After a “Top Chef” winner’s Denver fallout over past assault charges, another of his concepts opens in Golden – The Denver Post

Restaurant News

Months after public outcry kept Texas chef Paul Qui from opening a Denver restaurant, another of his concepts has made it to Golden, this time without his name attached.

The operators of Thai Kun at Tributary Food Hall and Drinkery in Golden insist that Qui is no longer a part of Colorado business operations, yet while in Texas, he continues to promote the brand from his social media accounts. Thai Kun debuted as a stall at Tributary last month.

Qui co-founded Thai Kun more than five years ago in Austin, following the success of his original East Side King truck. He planned to open the latter at Avanti last spring, until that Denver-based food hall pulled out of the deal in response to community backlash. In 2016, Qui faced assault charges that were later dropped.

“We apologize to our guests, our tenants and our team for misjudging the severity of the situation surrounding chef Qui,” Avanti representatives said at the time of their decision not to partner with him on East Side King. “At Avanti we pride ourselves on offering a safe, all welcoming environment.”

Thai Kun was originally founded in 2014 by Qui and several business partners in Austin.
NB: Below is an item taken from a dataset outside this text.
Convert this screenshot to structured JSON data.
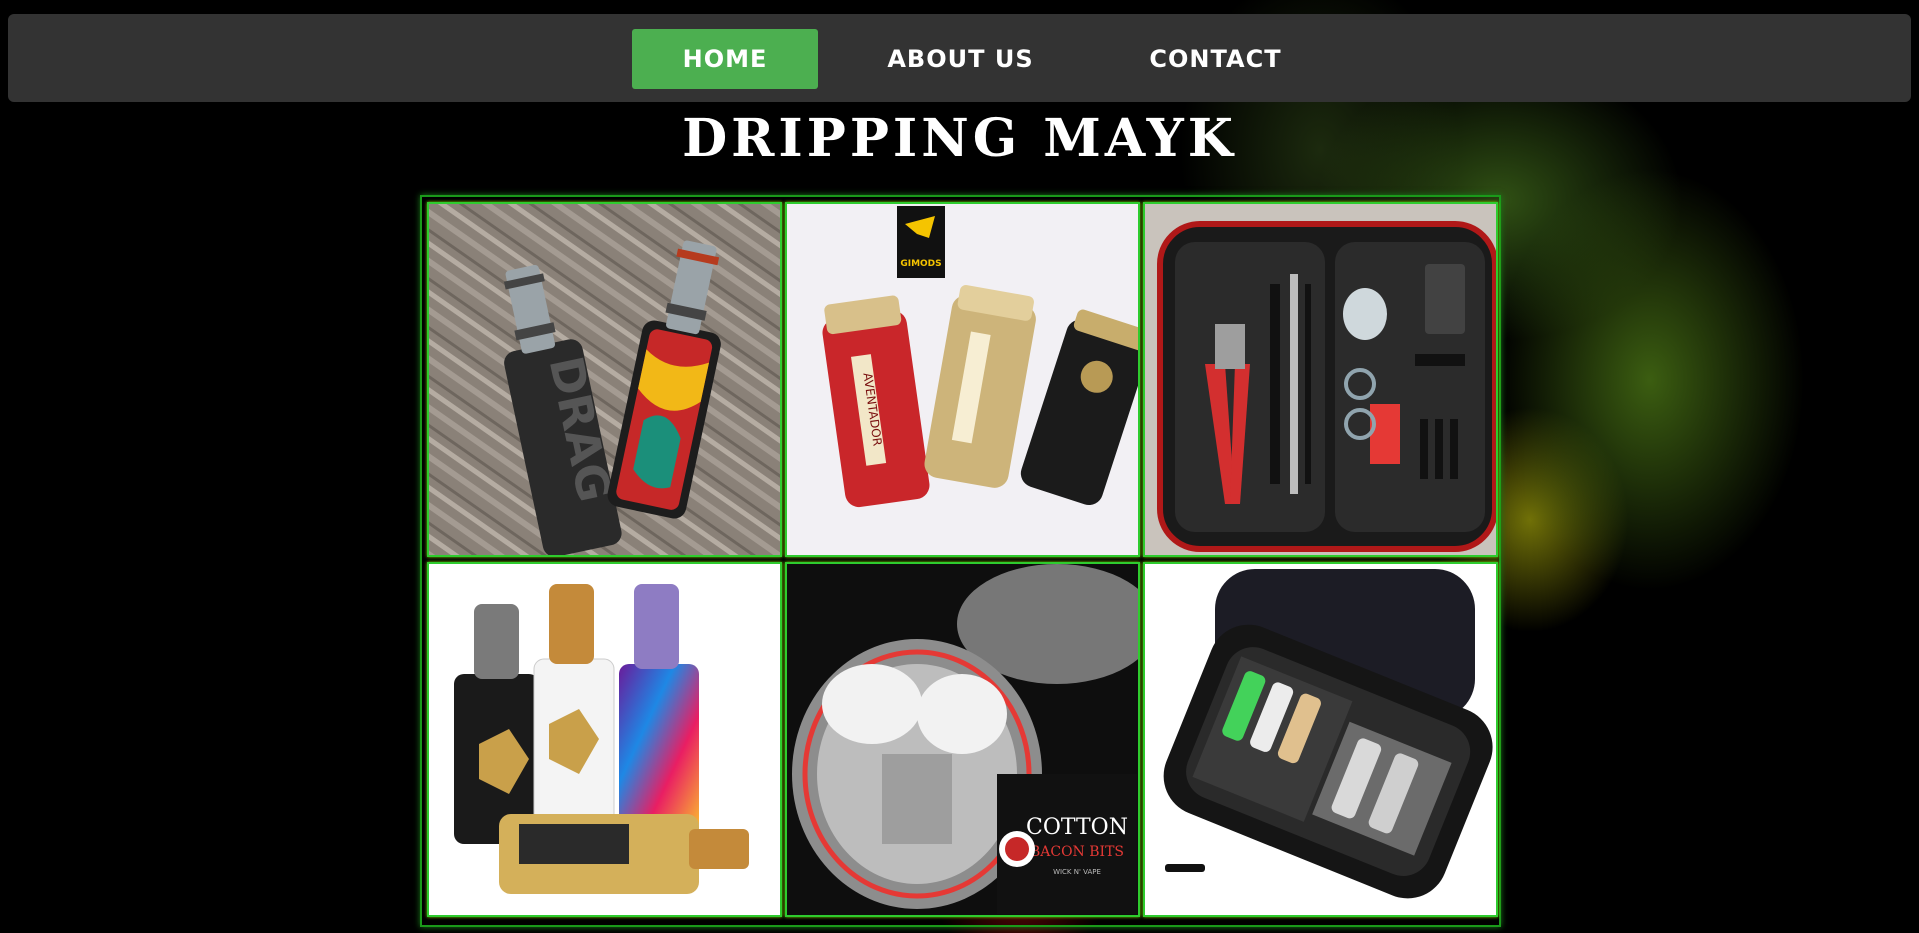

In Colorado, the eatery arrives via the newly formed restaurant group Mister Thai Hospitality and its managing partner, Johnny Hoang.

For the new Golden restaurant, Hoang partnered with chef Thai Changthong, one of Thai Kun’s original founders and the restaurant’s chef in Austin. Hoang worked with Qui on the planned Avanti opening before it fell through, but Hoang said Qui is not involved with the Golden location of Thai Kun, despite owning the concept in Austin. Changthong did not respond to multiple interview requests.

“Thai Kun Tributary formed under a new partnership group to help grow chef Thai Changthong’s vision for authentic Thai street food,” Hoang said. “I can only speak for what we are doing at Tributary, and I can (say) Paul is not involved with the management group for the Thai Kun in Tributary project.”

Thai Kun’s webpage describes its business as a “spinoff” of East Side King that was “conceptualized by” Moto Utsunomiya, Changthong and Qui.

Qui lists Thai Kun on his Instagram page alongside his other restaurants, including two shuttered Tacqui and Aqui concepts.

Even after the failed attempt to open East Side King at Avanti, Qui’s team said they still planned to bring their concept to Denver.

“Throughout the process, chef Paul and the team have been forthcoming, collaborative and working in good faith towards a common goal,” Qui’s team said in a statement in March. “We still believe Denver is a wonderful community that is diverse (and) open minded and plan on bringing the concept to the city. The support we have received is greatly appreciated and (we) look forward to being here in the near future.”

When asked about Qui’s involvement in the Thai Kun at Tributary, food hall co-owner Josh Dinar sent this statement: “Paul Qui was arrested for an abhorrent act. We do not know him personally or professionally, and we are not doing business with him. We have been assured that he is not associated with Thai Kun in Golden, directly or indirectly.”

The chef was arrested in his home state in 2016 on suspicion of assaulting his then-girlfriend and preventing her and her young son from fleeing, but the charges were dropped in 2018 after the alleged victim declined to participate in trial.

Qui has since opened and closed a number of restaurants around Texas. When he opened Kuneho in Austin in 2017, one reviewer for the Austin Chronicle asked if the chef’s new concept could “offer redemption” for himself. The wording prompted a fury of responses to the notion that opening a good restaurant might redeem charges of assault.

In the post-#metoo climate, Qui has been criticized for not making much of an effort to right his past. After laying low for a while in Texas, he announced last month that he has another restaurant coming soon to Houston. But his Instagram post about it has since been deleted.

Amy McCarthy, editor of the food news websites Eater Dallas and Houston, told The Denver Post that when Qui’s Instagram post was deleted, the Houston food hall “refused to confirm” that he was involved in the new restaurant.

“The real issue when Paul Qui did what he did … he hurt his restaurants, he hurt his business partners, he hurt everybody that was involved in those projects,” McCarthy said. “To me if (business partners) are not willing to take a real stand against that, to distance themselves as far as they can… then they’re culpable. They’re not as culpable. But if you are still working with him, why? And if you’re not, then why are you protecting him?”

Subscribe to our new food newsletter, Stuffed, to get Denver food and drink news sent straight to your inbox. 

Source: Thanks